(Task directions):
Count the lines in the records below that contain the word "Choose", and reply with only that number.

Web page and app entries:
***

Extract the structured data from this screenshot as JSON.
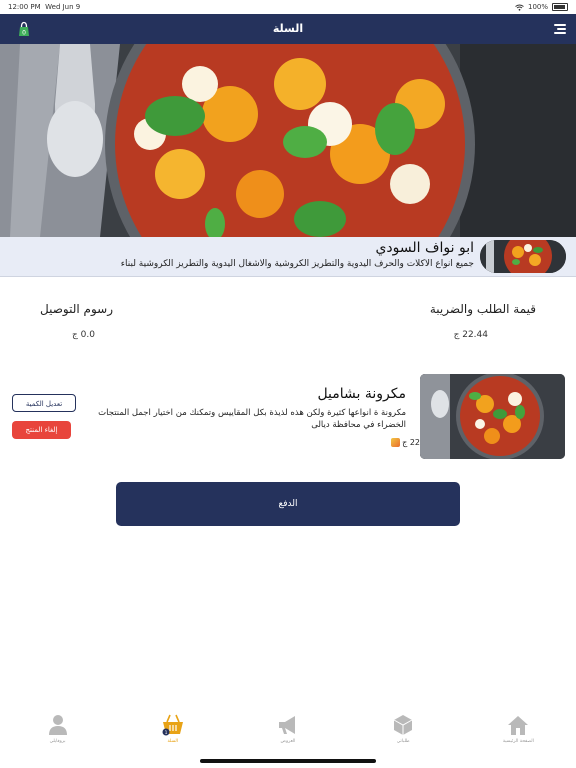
{
  "status": {
    "time": "12:00 PM",
    "date": "Wed Jun 9",
    "battery": "100%"
  },
  "header": {
    "title": "السلة"
  },
  "seller": {
    "name": "ابو نواف السودي",
    "description": "جميع انواع الاكلات والحرف اليدوية والتطريز الكروشية والاشغال اليدوية والتطريز الكروشية لبناء"
  },
  "summary": {
    "order_total_label": "قيمة الطلب والضريبة",
    "order_total_value": "22.44 ج",
    "delivery_label": "رسوم التوصيل",
    "delivery_value": "0.0 ج"
  },
  "product": {
    "name": "مكرونة بشاميل",
    "description": "مكرونة ة انواعها كثيرة ولكن هذه لذيذة بكل المقاييس وتمكنك من اختيار اجمل المنتجات الخضراء في محافظة ديالى",
    "price": "22 ج",
    "edit_label": "تعديل الكمية",
    "cancel_label": "إلغاء المنتج"
  },
  "pay_button": {
    "label": "الدفع"
  },
  "cart_badge": "0",
  "tabs": [
    {
      "label": "الصفحة الرئيسية",
      "icon": "home-icon",
      "active": false
    },
    {
      "label": "طلباتي",
      "icon": "orders-icon",
      "active": false
    },
    {
      "label": "العروض",
      "icon": "megaphone-icon",
      "active": false
    },
    {
      "label": "السلة",
      "icon": "basket-icon",
      "active": true,
      "badge": "1"
    },
    {
      "label": "بروفايلي",
      "icon": "user-icon",
      "active": false
    }
  ],
  "colors": {
    "primary": "#25325c",
    "danger": "#e8453c",
    "accent": "#e8a317",
    "inactive": "#9a9a9a"
  }
}
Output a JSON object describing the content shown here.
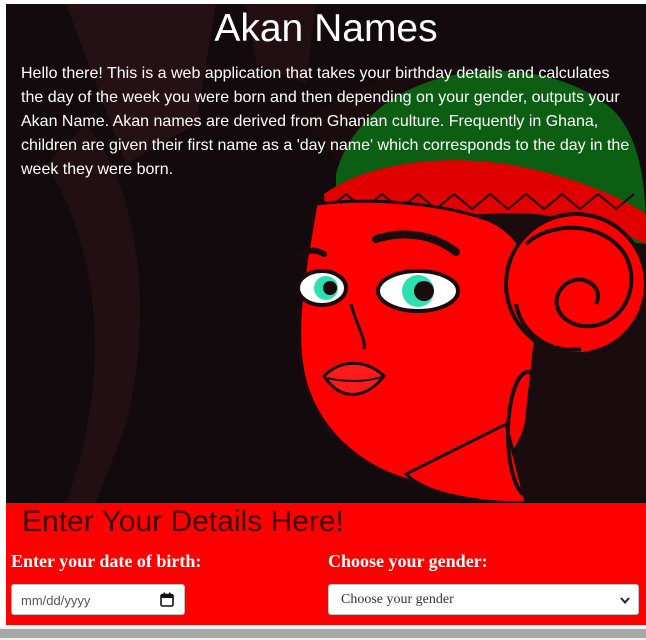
{
  "header": {
    "title": "Akan Names",
    "intro": "Hello there! This is a web application that takes your birthday details and calculates the day of the week you were born and then depending on your gender, outputs your Akan Name. Akan names are derived from Ghanian culture. Frequently in Ghana, children are given their first name as a 'day name' which corresponds to the day in the week they were born."
  },
  "form": {
    "heading": "Enter Your Details Here!",
    "dob_label": "Enter your date of birth:",
    "dob_placeholder": "mm/dd/yyyy",
    "gender_label": "Choose your gender:",
    "gender_selected": "Choose your gender"
  },
  "icons": {
    "date": "calendar-icon",
    "select": "chevron-down-icon"
  },
  "colors": {
    "hero_bg": "#120a0c",
    "face": "#ff0000",
    "form_bg": "#ff0000",
    "headwrap_green": "#0b5e12",
    "eye": "#2ee0b0"
  }
}
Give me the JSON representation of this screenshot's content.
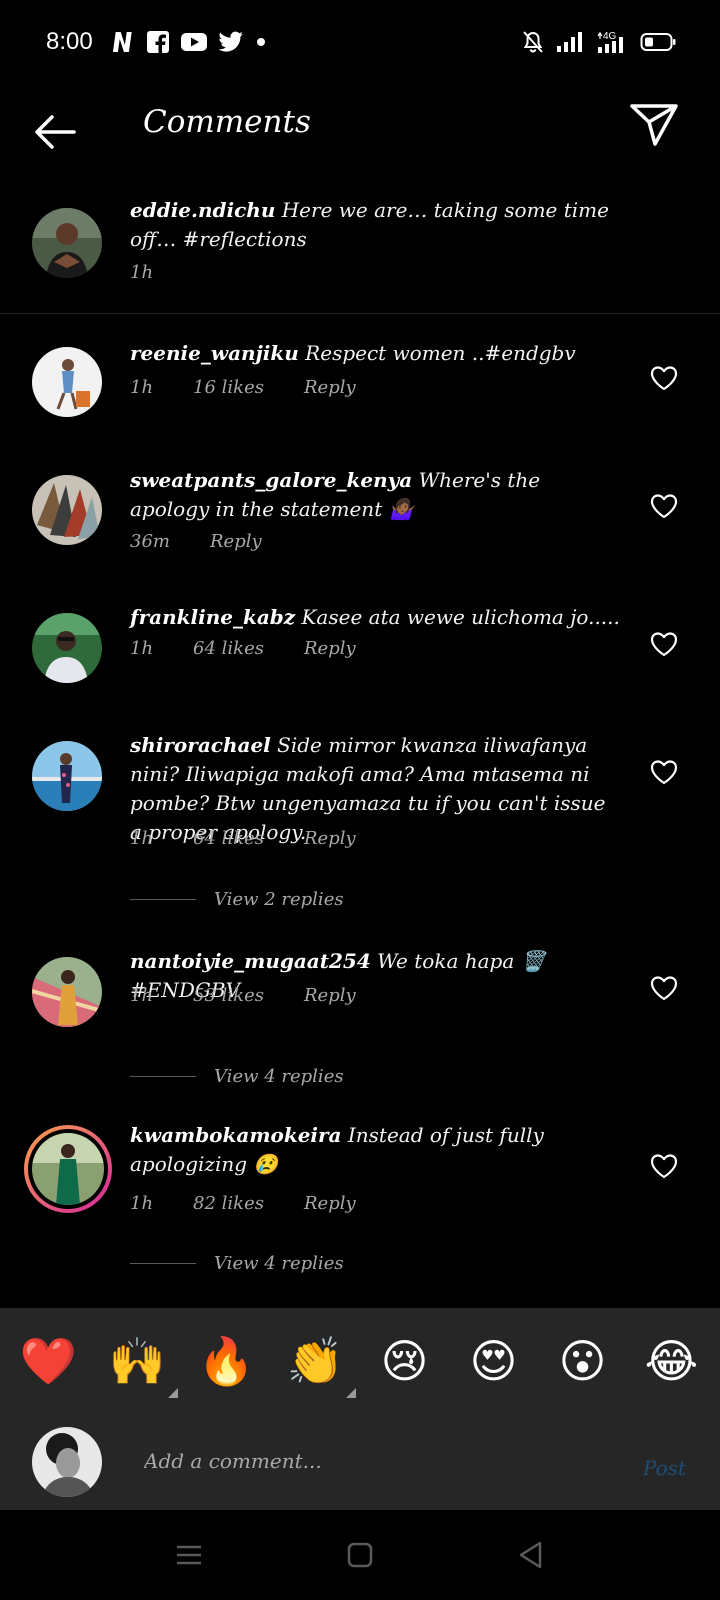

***

(Solution for this problem):
2